The troops knew that their commanding General Douglas MacArthur has just left the Philippines on March 22 and now in Australia.

They called themselves as ; ” The battling bastards of Bataan, No Papa, no mama, No Uncle Sam” to the tune of “The Battle Hymn of the Republic,”


Pabasa combines Filipinos’ musicality, religiosity, patriotism

April 01, 2015

Pabasa combines Filipinos’ musicality, religiosity, patriotism

04-Apr-12, 3:16 PM | Lira Dalangin-Fernandez, InterAksyon.com

MANILA, Philippines — The Pabasa is the chanting of the Pasyon, the text on the passion, death, and resurrection of Christ, said Jesuit priest Rene Javellana in his book, Casaysayan Nang Pasiong Mahal Ni Jesucristong Panginoon Natin: Na Sucat Ipag-Alab Nang Puso Nang Sinomang Babasa.

Retired Archbishop Oscar Cruz said the Pabasa is a tradition that may be unique to Filipinos. He said he has visited many countries, and has yet to hear of the same Lenten tradition. The Pabasa seems to spring from Filipinos’ musical nature. “Back then we have the harana, the kundiman. We really love music, and probably he used this cultural trait to spread theÂ

Pasyon,” retired Archbishop Oscar Cruz said.

The chanting is meant to highlight the “epic dimension” of the readings, he added.

Historically, the first published text of Pasyon came out in 1703 written by Gaspar Aquino de Belen entitled Ang Mahal na Passion ni Jesu Christong P. Natin na Tola (The Sacred PassionÂ
of Jesus Christ Our Lord in Verse).

“He (de Belen) saw to it that it would be sung,” Cruz said. “It could only be crafted by somebody who has poetic inclination because at that time there were just few bibles around.”Â

De Belen wrote the text of Pasyon, which has five lines with eight syllables per line, in Tagalog and crafted the verses for chanting to suit the Filipinos’ penchant for music.  In theÂ
following years, the text would be translated to Kapampangan and Ilokano.Â

Rocked and rappedÂ

The evolution of the chants from the original harmony into the modern rock or rap version is something that the Catholic church welcomes. But Cruz said that people should not tamperÂ
with the words in the Pasyon.Â

“Ang simbahan umaayon din naman sa panahon, basta irerespeto lang ang tunay na kahalagahan ng mga salita ng Pasyon (The church also adapts to the times, as long as the true meaning of the words of the Pasyon are respected),” he said.Â

The prelate said he was even impressed with how young people who chant the Pasyon are very attentive. “They really know what they are singing, probably because they do it in the tune they are familiar with,” he added.

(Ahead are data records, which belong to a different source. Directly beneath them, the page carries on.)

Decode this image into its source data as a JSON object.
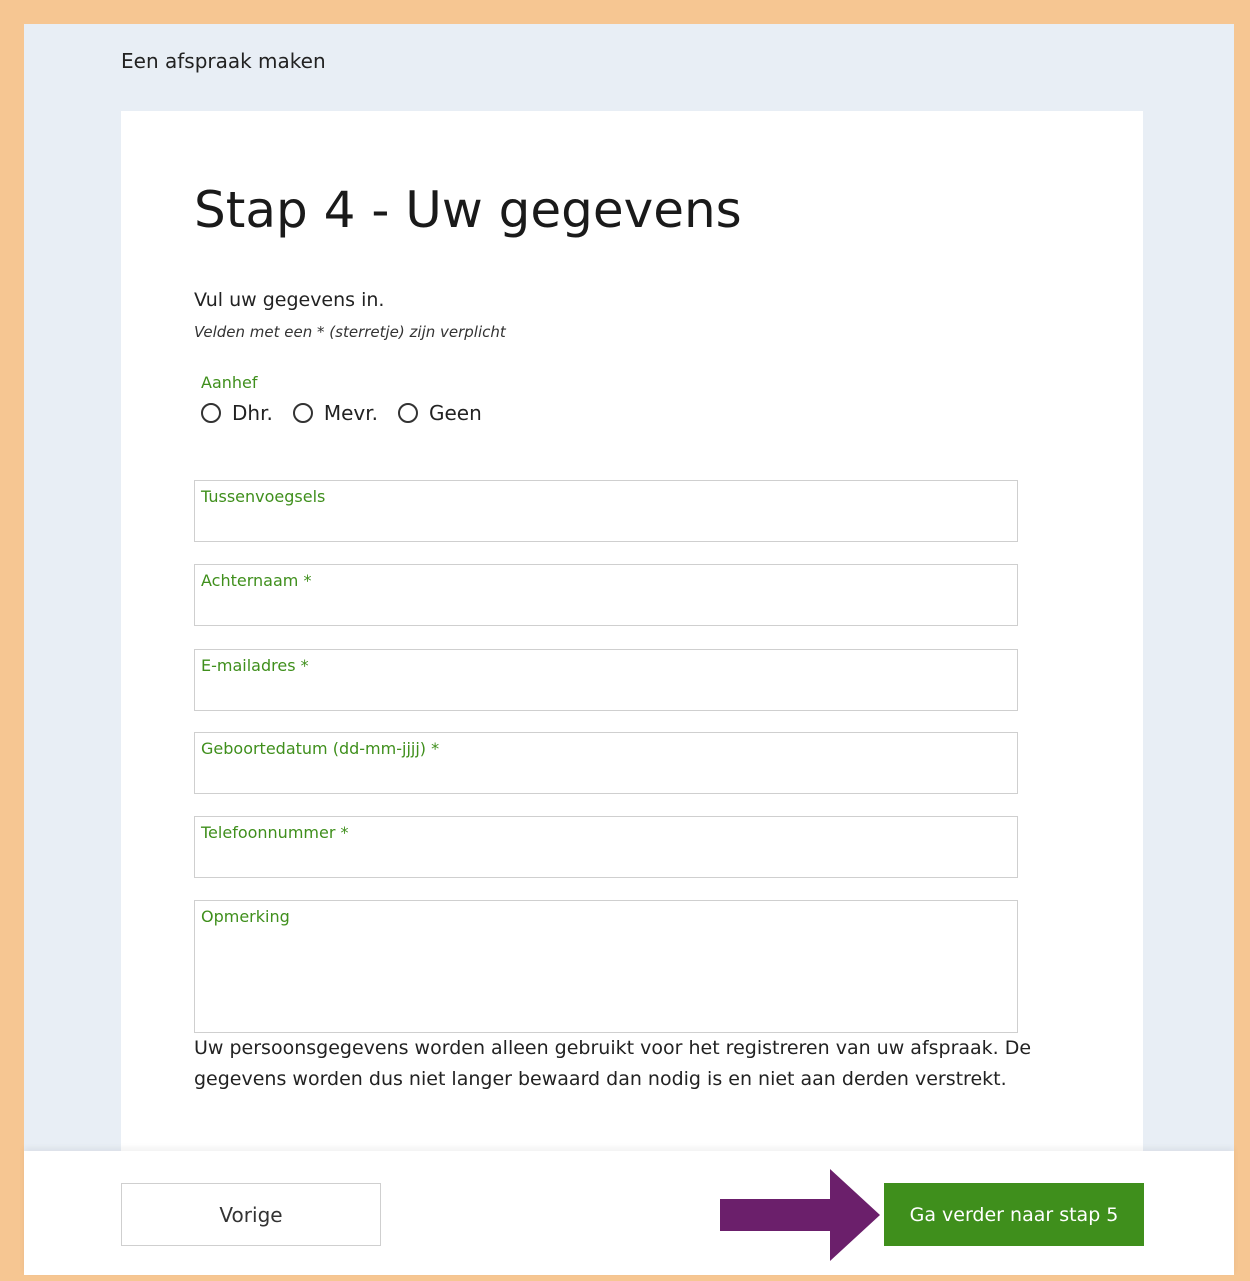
{
  "header": {
    "title": "Een afspraak maken"
  },
  "form": {
    "title": "Stap 4 - Uw gegevens",
    "intro": "Vul uw gegevens in.",
    "required_note": "Velden met een * (sterretje) zijn verplicht",
    "salutation": {
      "label": "Aanhef",
      "options": [
        "Dhr.",
        "Mevr.",
        "Geen"
      ]
    },
    "fields": {
      "infix": {
        "label": "Tussenvoegsels",
        "value": ""
      },
      "last_name": {
        "label": "Achternaam *",
        "value": ""
      },
      "email": {
        "label": "E-mailadres *",
        "value": ""
      },
      "birth_date": {
        "label": "Geboortedatum (dd-mm-jjjj) *",
        "value": ""
      },
      "phone": {
        "label": "Telefoonnummer *",
        "value": ""
      },
      "remark": {
        "label": "Opmerking",
        "value": ""
      }
    },
    "privacy_text": "Uw persoonsgegevens worden alleen gebruikt voor het registreren van uw afspraak. De gegevens worden dus niet langer bewaard dan nodig is en niet aan derden verstrekt."
  },
  "footer": {
    "prev_label": "Vorige",
    "next_label": "Ga verder naar stap 5"
  },
  "colors": {
    "border_highlight": "#f6c692",
    "background": "#e8eef5",
    "accent_green": "#3f8f1c",
    "arrow_purple": "#6b1f6b"
  },
  "icons": {
    "annotation_arrow": "arrow-right-icon",
    "radio": "radio-unchecked-icon"
  }
}
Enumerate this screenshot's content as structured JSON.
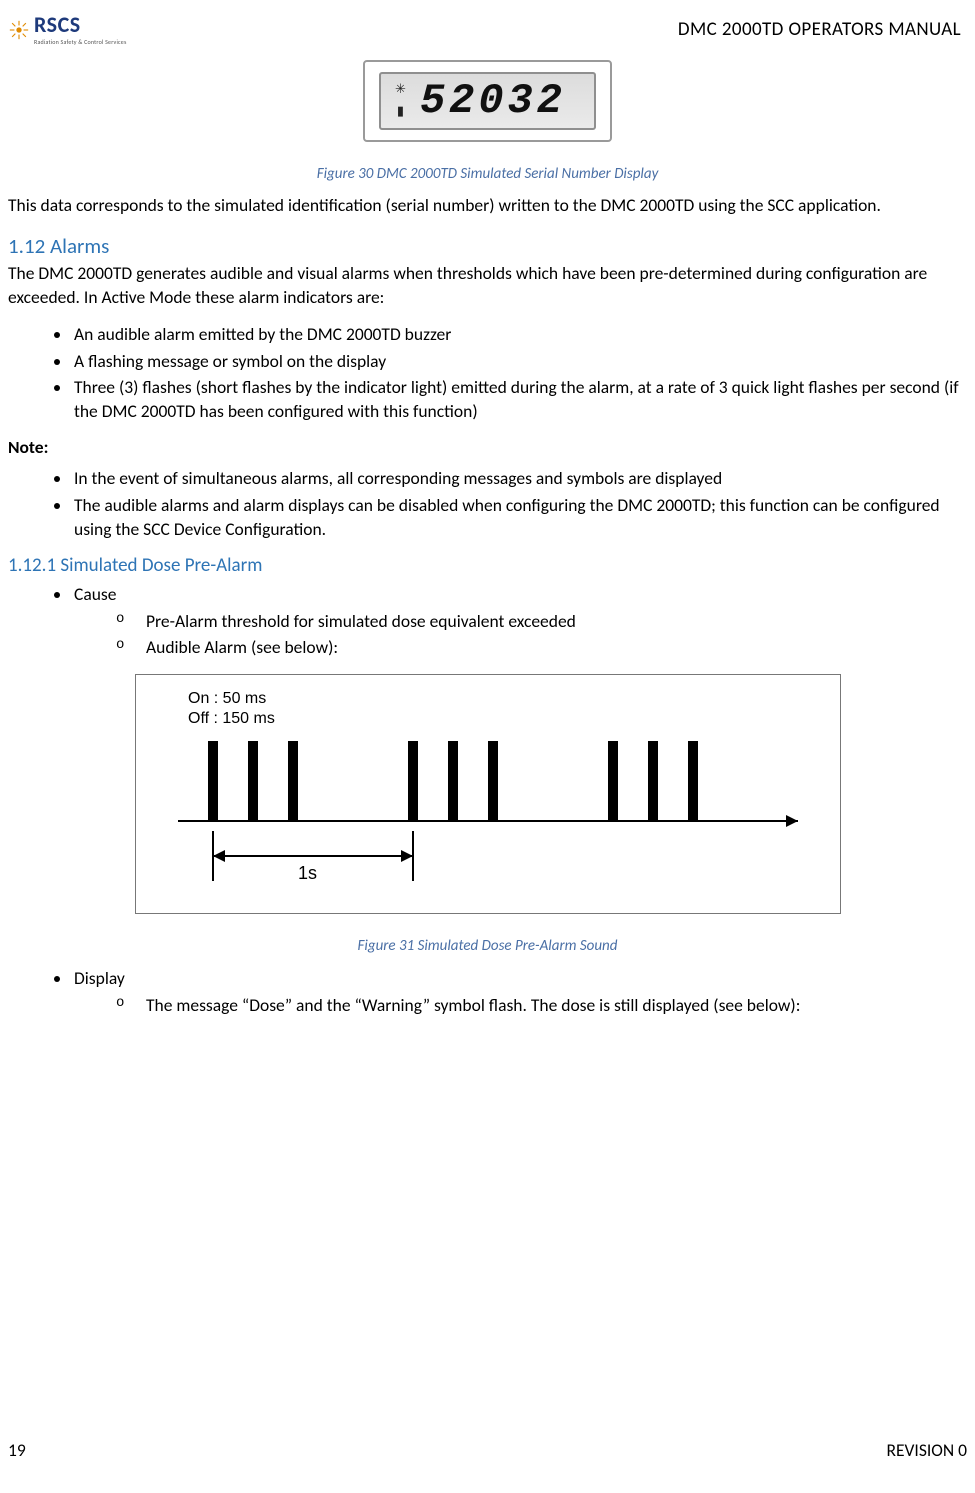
{
  "header": {
    "logo_text": "RSCS",
    "logo_sub": "Radiation Safety & Control Services",
    "doc_title": "DMC 2000TD OPERATORS MANUAL"
  },
  "lcd": {
    "digits": "52032"
  },
  "figure30_caption": "Figure 30 DMC 2000TD Simulated Serial Number Display",
  "para_intro": "This data corresponds to the simulated identification (serial number) written to the DMC 2000TD using the SCC application.",
  "sec112": {
    "heading": "1.12 Alarms",
    "intro": "The DMC 2000TD generates audible and visual alarms when thresholds which have been pre-determined during configuration are exceeded. In Active Mode these alarm indicators are:",
    "bullets": [
      "An audible alarm emitted by the DMC 2000TD buzzer",
      "A flashing message or symbol on the display",
      "Three (3) flashes (short flashes by the indicator light) emitted during the alarm, at a rate of 3 quick light flashes per second (if the DMC 2000TD has been configured with this function)"
    ],
    "note_label": "Note:",
    "note_bullets": [
      "In the event of simultaneous alarms, all corresponding messages and symbols are displayed",
      "The audible alarms and alarm displays can be disabled when configuring the DMC 2000TD; this function can be configured using the SCC Device Configuration."
    ]
  },
  "sec1121": {
    "heading": "1.12.1 Simulated Dose Pre-Alarm",
    "cause_label": "Cause",
    "cause_items": [
      "Pre-Alarm threshold for simulated dose equivalent exceeded",
      "Audible Alarm (see below):"
    ],
    "display_label": "Display",
    "display_items": [
      "The message “Dose” and the “Warning” symbol flash. The dose is still displayed (see below):"
    ]
  },
  "timing": {
    "on_label": "On :   50 ms",
    "off_label": "Off : 150 ms",
    "interval_label": "1s"
  },
  "figure31_caption": "Figure 31 Simulated Dose Pre-Alarm Sound",
  "footer": {
    "page": "19",
    "revision": "REVISION 0"
  },
  "chart_data": {
    "type": "bar",
    "description": "Pulse timing diagram: three bursts of three short pulses each, 1 s between burst starts",
    "pulse_on_ms": 50,
    "pulse_off_ms": 150,
    "pulses_per_burst": 3,
    "burst_interval_s": 1,
    "bursts_shown": 3
  }
}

Cruz, who now heads the National Appellate Matrimonial Tribunal of the Catholic Bishops Conference of the Philippines (CBCP), acknowledged that fewer Filipinos are doing the Pabasa during the Holy Week because some opt to do other activities like going to the beach or taking trips abroad.Â

That is why, he said, the CBCP launched the Pasyon Online together with the Station of the Cross Online to allow the people access to the Catholic practices through the Internet. The site also has homilies delivered by priests from various Eucharistic celebration. (See www.visitaiglesia.net).Â

Expression of patriotism, revolutionary hopes

Taking another dimension, historian Reynaldo Ileto wrote in his book, Pasyon and Rebolusyon, that Pasyon played a strong role in Filipino anti-colonial struggles. Columnist and anthropologist Mike Tan wrote that Ileto “proposed that the Pabasa took on the functions of pre-colonialÂ
epic poems that were chanted out by village elders. These older epic poems were passed on orally, and took days to complete. The poems were usually stories about a community’s origins, their heroes and heroines as well as villains.”

“The Pasyon, Ileto proposed, allowed Filipinos a language to express their oppression and suffering, as well as a vision of liberation,” Tan said.

Marcelo H. Del Pilar also wrote Pasiong Dapat Ipag-Alab nang Puso Puso nang Taung Babasa sa Kalupitan nang Fraile (Passion That Should Inflame the Heart of the Reader) to narrate theabuses by the friars in the country.